[Opening Listed records section]
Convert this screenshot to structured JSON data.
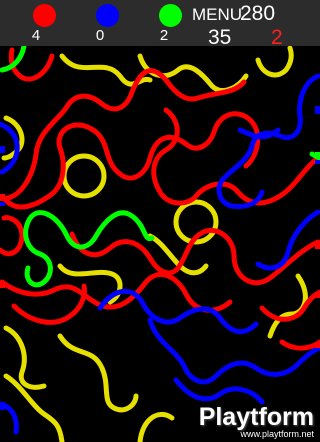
{
  "hud": {
    "counters": [
      {
        "color": "#ff0000",
        "count": "4",
        "icon": "red-ball-icon"
      },
      {
        "color": "#0000ff",
        "count": "0",
        "icon": "blue-ball-icon"
      },
      {
        "color": "#00ff00",
        "count": "2",
        "icon": "green-ball-icon"
      }
    ],
    "menu_label": "MENU",
    "score": "280",
    "moves": "35",
    "lives": "2",
    "lives_color": "#ff2020"
  },
  "board": {
    "colors": {
      "red": "#ff0000",
      "blue": "#0000ff",
      "green": "#00ff00",
      "yellow": "#e6e000",
      "background": "#000000"
    }
  },
  "watermark": {
    "name": "Playtform",
    "url": "www.playtform.net"
  }
}
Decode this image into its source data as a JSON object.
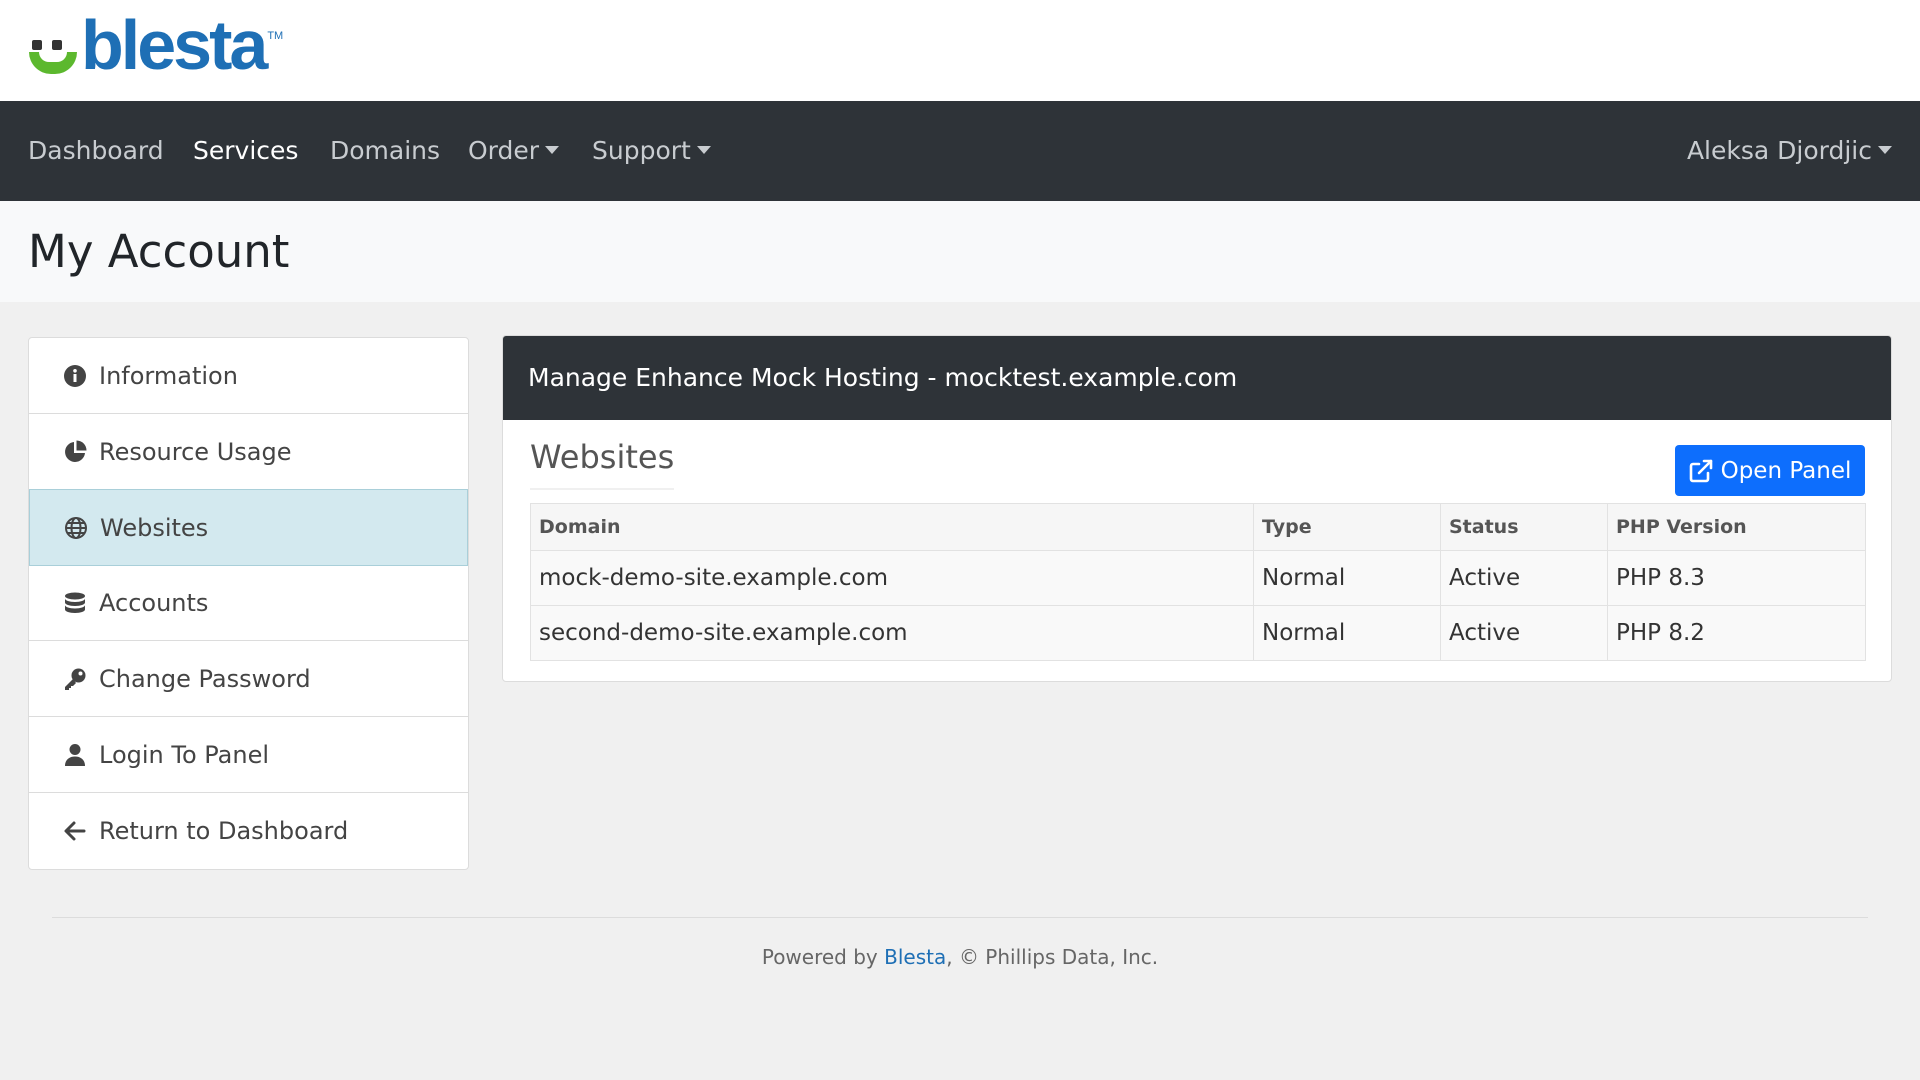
{
  "brand": {
    "name": "blesta",
    "tm": "TM"
  },
  "nav": {
    "items": [
      {
        "label": "Dashboard"
      },
      {
        "label": "Services"
      },
      {
        "label": "Domains"
      },
      {
        "label": "Order"
      },
      {
        "label": "Support"
      }
    ],
    "user": "Aleksa Djordjic"
  },
  "page": {
    "title": "My Account"
  },
  "sidebar": {
    "items": [
      {
        "label": "Information",
        "icon": "info-circle-icon"
      },
      {
        "label": "Resource Usage",
        "icon": "pie-chart-icon"
      },
      {
        "label": "Websites",
        "icon": "globe-icon"
      },
      {
        "label": "Accounts",
        "icon": "database-icon"
      },
      {
        "label": "Change Password",
        "icon": "key-icon"
      },
      {
        "label": "Login To Panel",
        "icon": "user-icon"
      },
      {
        "label": "Return to Dashboard",
        "icon": "arrow-left-icon"
      }
    ],
    "active_label": "Websites"
  },
  "panel": {
    "heading": "Manage Enhance Mock Hosting - mocktest.example.com",
    "section_title": "Websites",
    "open_panel_label": "Open Panel",
    "table": {
      "headers": [
        "Domain",
        "Type",
        "Status",
        "PHP Version"
      ],
      "rows": [
        [
          "mock-demo-site.example.com",
          "Normal",
          "Active",
          "PHP 8.3"
        ],
        [
          "second-demo-site.example.com",
          "Normal",
          "Active",
          "PHP 8.2"
        ]
      ]
    }
  },
  "footer": {
    "prefix": "Powered by ",
    "link": "Blesta",
    "suffix": ", © Phillips Data, Inc."
  },
  "colors": {
    "navbar": "#2e3338",
    "accent_blue": "#0d6efd",
    "brand_blue": "#1e6fb5",
    "brand_green": "#5cb82e",
    "active_item": "#d3e9ef"
  }
}
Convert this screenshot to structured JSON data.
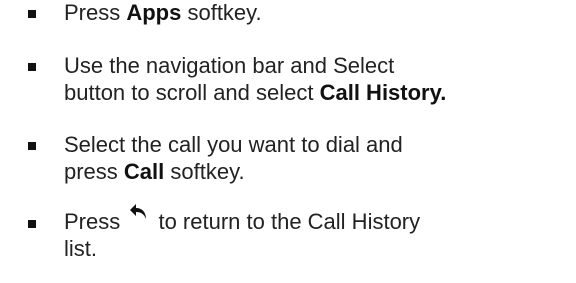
{
  "steps": [
    {
      "parts": {
        "a": "Press ",
        "b": "Apps",
        "c": " softkey."
      }
    },
    {
      "line1": "Use the navigation bar and Select",
      "line2_a": "button to scroll and select ",
      "line2_b": "Call History."
    },
    {
      "line1": "Select the call you want to dial and",
      "line2_a": "press ",
      "line2_b": "Call",
      "line2_c": " softkey."
    },
    {
      "line1_a": "Press ",
      "icon": "back-arrow-icon",
      "line1_b": " to return to the Call History",
      "line2": "list."
    }
  ]
}
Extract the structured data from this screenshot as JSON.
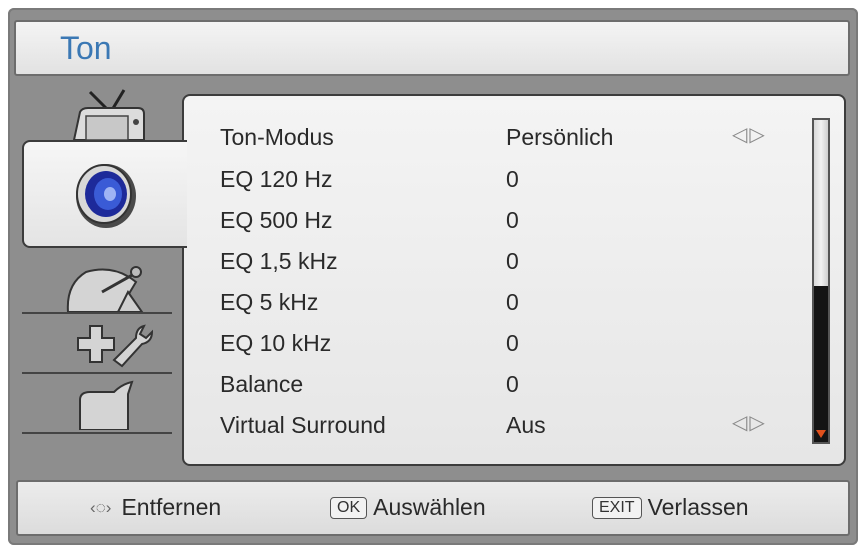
{
  "menu": {
    "title": "Ton"
  },
  "tabs": [
    {
      "id": "picture",
      "icon": "tv-icon"
    },
    {
      "id": "sound",
      "icon": "speaker-icon",
      "active": true
    },
    {
      "id": "channel",
      "icon": "satellite-dish-icon"
    },
    {
      "id": "setup",
      "icon": "tools-icon"
    },
    {
      "id": "lock",
      "icon": "lock-icon"
    }
  ],
  "settings": [
    {
      "label": "Ton-Modus",
      "value": "Persönlich",
      "arrows": "◁▷"
    },
    {
      "label": "EQ 120 Hz",
      "value": "0"
    },
    {
      "label": "EQ 500 Hz",
      "value": "0"
    },
    {
      "label": "EQ 1,5 kHz",
      "value": "0"
    },
    {
      "label": "EQ 5 kHz",
      "value": "0"
    },
    {
      "label": "EQ 10 kHz",
      "value": "0"
    },
    {
      "label": "Balance",
      "value": "0"
    },
    {
      "label": "Virtual Surround",
      "value": "Aus",
      "arrows": "◁▷"
    }
  ],
  "footer": {
    "navigate": {
      "icon": "dpad-icon",
      "label": "Entfernen"
    },
    "ok": {
      "key": "OK",
      "label": "Auswählen"
    },
    "exit": {
      "key": "EXIT",
      "label": "Verlassen"
    }
  },
  "colors": {
    "title": "#3b78b4",
    "scroll_marker": "#e0501c",
    "frame": "#8e8e8e"
  }
}
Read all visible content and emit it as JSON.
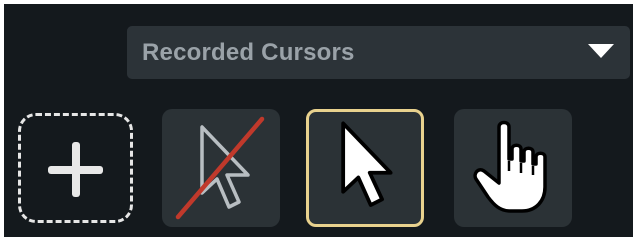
{
  "cursor_panel": {
    "dropdown": {
      "selected": "Recorded Cursors",
      "caret_icon": "caret-down-icon"
    },
    "add_tile": {
      "icon": "plus-icon"
    },
    "cursor_options": [
      {
        "name": "no-cursor",
        "icon": "hidden-cursor-icon",
        "selected": false
      },
      {
        "name": "arrow",
        "icon": "arrow-cursor-icon",
        "selected": true
      },
      {
        "name": "hand",
        "icon": "hand-cursor-icon",
        "selected": false
      }
    ],
    "colors": {
      "background": "#14191d",
      "tile": "#2b3236",
      "dropdown": "#2c3338",
      "selected_border": "#e9d28e",
      "strike": "#c0392b"
    }
  }
}
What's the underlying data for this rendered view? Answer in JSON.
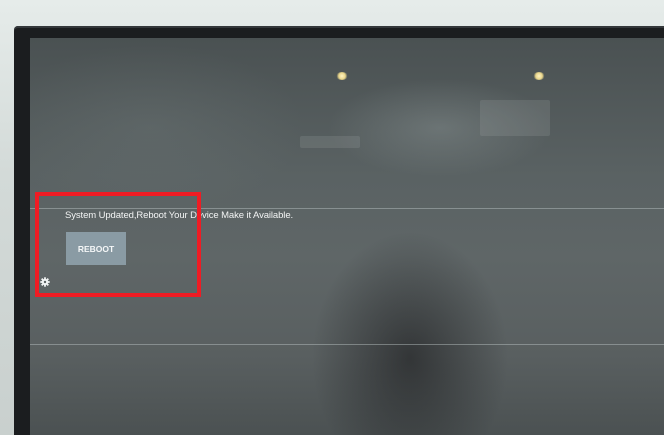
{
  "osd": {
    "message": "System Updated,Reboot Your Device Make it Available.",
    "reboot_label": "REBOOT",
    "settings_icon": "gear-icon"
  },
  "annotation": {
    "color": "#ef1c24"
  }
}
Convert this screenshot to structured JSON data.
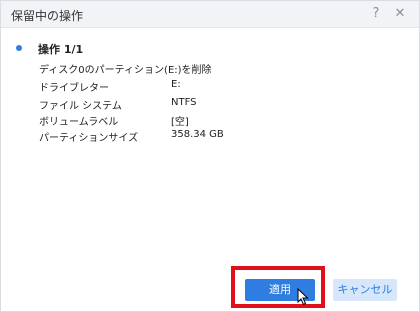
{
  "dialog": {
    "title": "保留中の操作",
    "help_icon": "?",
    "close_icon": "✕"
  },
  "operation": {
    "heading": "操作 1/1",
    "description": "ディスク0のパーティション(E:)を削除",
    "properties": [
      {
        "label": "ドライブレター",
        "value": "E:"
      },
      {
        "label": "ファイル システム",
        "value": "NTFS"
      },
      {
        "label": "ボリュームラベル",
        "value": "[空]"
      },
      {
        "label": "パーティションサイズ",
        "value": "358.34 GB"
      }
    ]
  },
  "buttons": {
    "apply": "適用",
    "cancel": "キャンセル"
  },
  "colors": {
    "accent": "#2f7de1",
    "highlight": "#e0101a",
    "cancel_bg": "#d7e7fb"
  },
  "icons": {
    "bullet": "bullet-dot-icon",
    "help": "help-icon",
    "close": "close-icon",
    "cursor": "mouse-pointer-icon"
  }
}
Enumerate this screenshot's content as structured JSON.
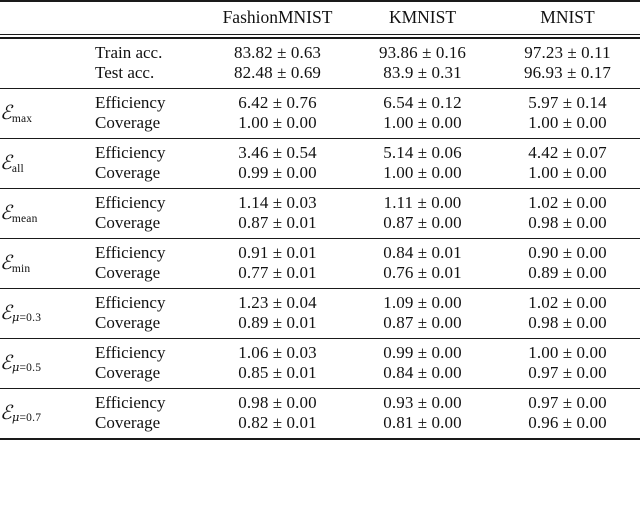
{
  "table": {
    "columns": [
      "",
      "",
      "FashionMNIST",
      "KMNIST",
      "MNIST"
    ],
    "datasets": [
      "FashionMNIST",
      "KMNIST",
      "MNIST"
    ],
    "plusminus": "±",
    "script_e": "ℰ",
    "blocks": [
      {
        "symbol": "",
        "symbol_sub": "",
        "rows": [
          {
            "metric": "Train acc.",
            "values": [
              "83.82 ± 0.63",
              "93.86 ± 0.16",
              "97.23 ± 0.11"
            ]
          },
          {
            "metric": "Test acc.",
            "values": [
              "82.48 ± 0.69",
              "83.9 ± 0.31",
              "96.93 ± 0.17"
            ]
          }
        ]
      },
      {
        "symbol": "ℰ",
        "symbol_sub": "max",
        "rows": [
          {
            "metric": "Efficiency",
            "values": [
              "6.42 ± 0.76",
              "6.54 ± 0.12",
              "5.97 ± 0.14"
            ]
          },
          {
            "metric": "Coverage",
            "values": [
              "1.00 ± 0.00",
              "1.00 ± 0.00",
              "1.00 ± 0.00"
            ]
          }
        ]
      },
      {
        "symbol": "ℰ",
        "symbol_sub": "all",
        "rows": [
          {
            "metric": "Efficiency",
            "values": [
              "3.46 ± 0.54",
              "5.14 ± 0.06",
              "4.42 ± 0.07"
            ]
          },
          {
            "metric": "Coverage",
            "values": [
              "0.99 ± 0.00",
              "1.00 ± 0.00",
              "1.00 ± 0.00"
            ]
          }
        ]
      },
      {
        "symbol": "ℰ",
        "symbol_sub": "mean",
        "rows": [
          {
            "metric": "Efficiency",
            "values": [
              "1.14 ± 0.03",
              "1.11 ± 0.00",
              "1.02 ± 0.00"
            ]
          },
          {
            "metric": "Coverage",
            "values": [
              "0.87 ± 0.01",
              "0.87 ± 0.00",
              "0.98 ± 0.00"
            ]
          }
        ]
      },
      {
        "symbol": "ℰ",
        "symbol_sub": "min",
        "rows": [
          {
            "metric": "Efficiency",
            "values": [
              "0.91 ± 0.01",
              "0.84 ± 0.01",
              "0.90 ± 0.00"
            ]
          },
          {
            "metric": "Coverage",
            "values": [
              "0.77 ± 0.01",
              "0.76 ± 0.01",
              "0.89 ± 0.00"
            ]
          }
        ]
      },
      {
        "symbol": "ℰ",
        "symbol_sub": "μ=0.3",
        "rows": [
          {
            "metric": "Efficiency",
            "values": [
              "1.23 ± 0.04",
              "1.09 ± 0.00",
              "1.02 ± 0.00"
            ]
          },
          {
            "metric": "Coverage",
            "values": [
              "0.89 ± 0.01",
              "0.87 ± 0.00",
              "0.98 ± 0.00"
            ]
          }
        ]
      },
      {
        "symbol": "ℰ",
        "symbol_sub": "μ=0.5",
        "rows": [
          {
            "metric": "Efficiency",
            "values": [
              "1.06 ± 0.03",
              "0.99 ± 0.00",
              "1.00 ± 0.00"
            ]
          },
          {
            "metric": "Coverage",
            "values": [
              "0.85 ± 0.01",
              "0.84 ± 0.00",
              "0.97 ± 0.00"
            ]
          }
        ]
      },
      {
        "symbol": "ℰ",
        "symbol_sub": "μ=0.7",
        "rows": [
          {
            "metric": "Efficiency",
            "values": [
              "0.98 ± 0.00",
              "0.93 ± 0.00",
              "0.97 ± 0.00"
            ]
          },
          {
            "metric": "Coverage",
            "values": [
              "0.82 ± 0.01",
              "0.81 ± 0.00",
              "0.96 ± 0.00"
            ]
          }
        ]
      }
    ]
  }
}
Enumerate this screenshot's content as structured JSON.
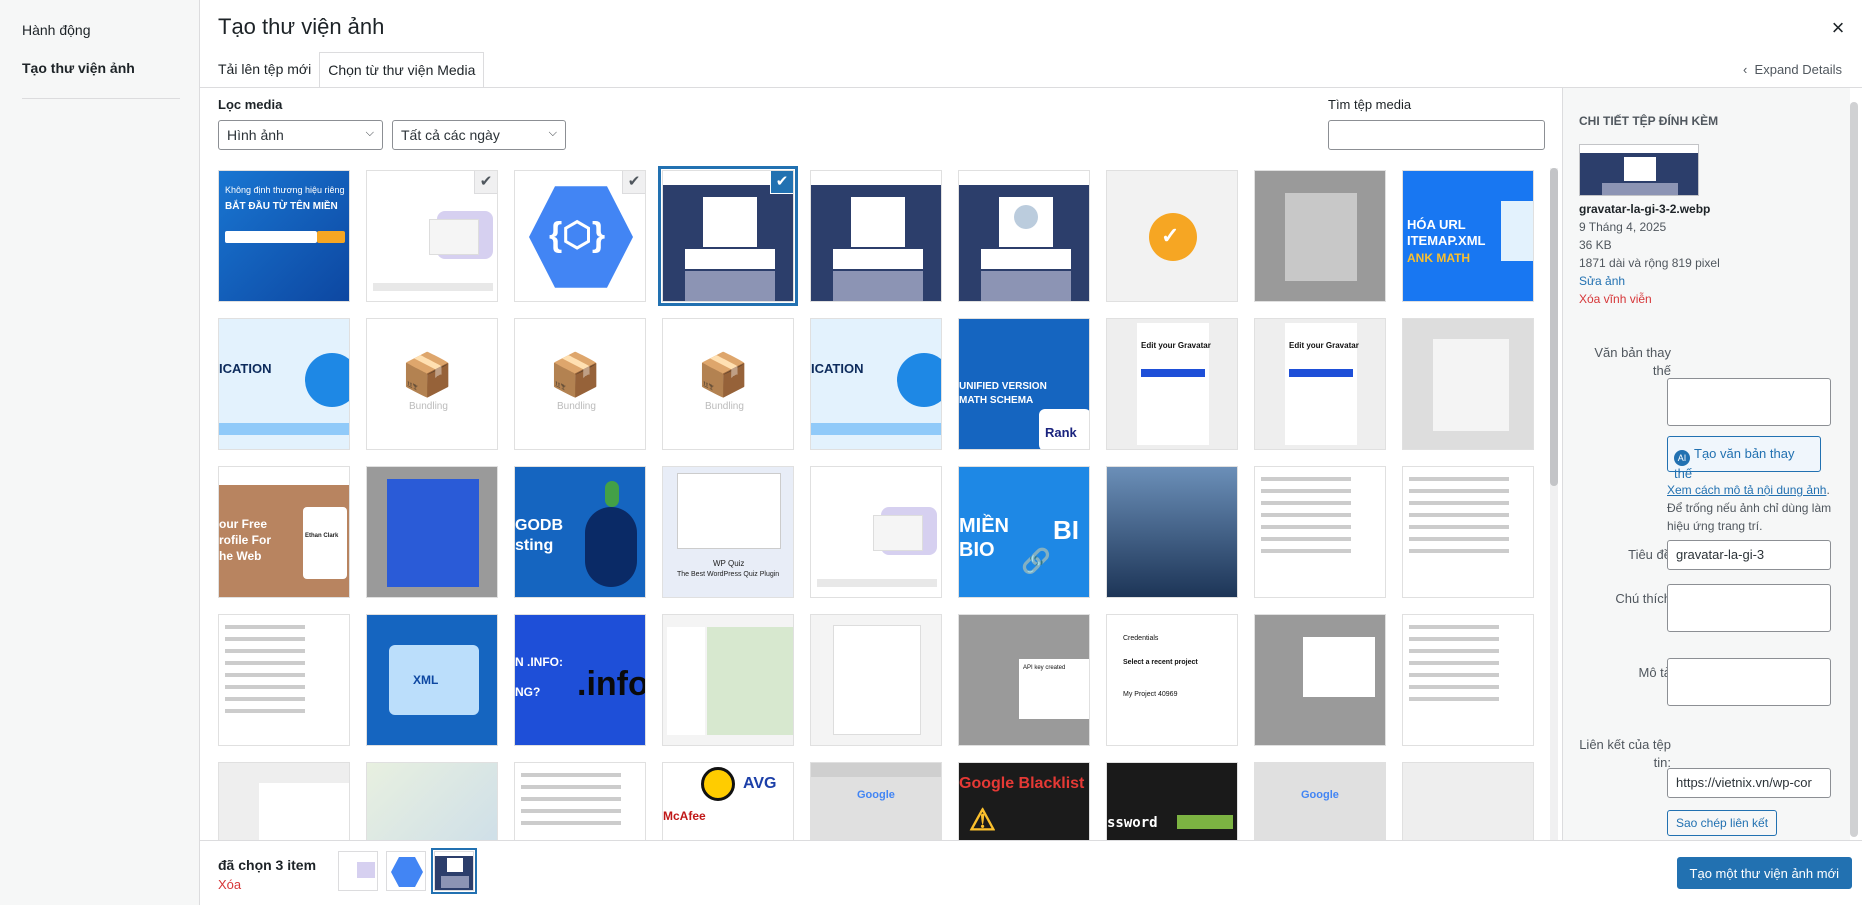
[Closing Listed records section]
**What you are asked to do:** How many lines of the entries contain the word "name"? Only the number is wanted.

**Result:** 5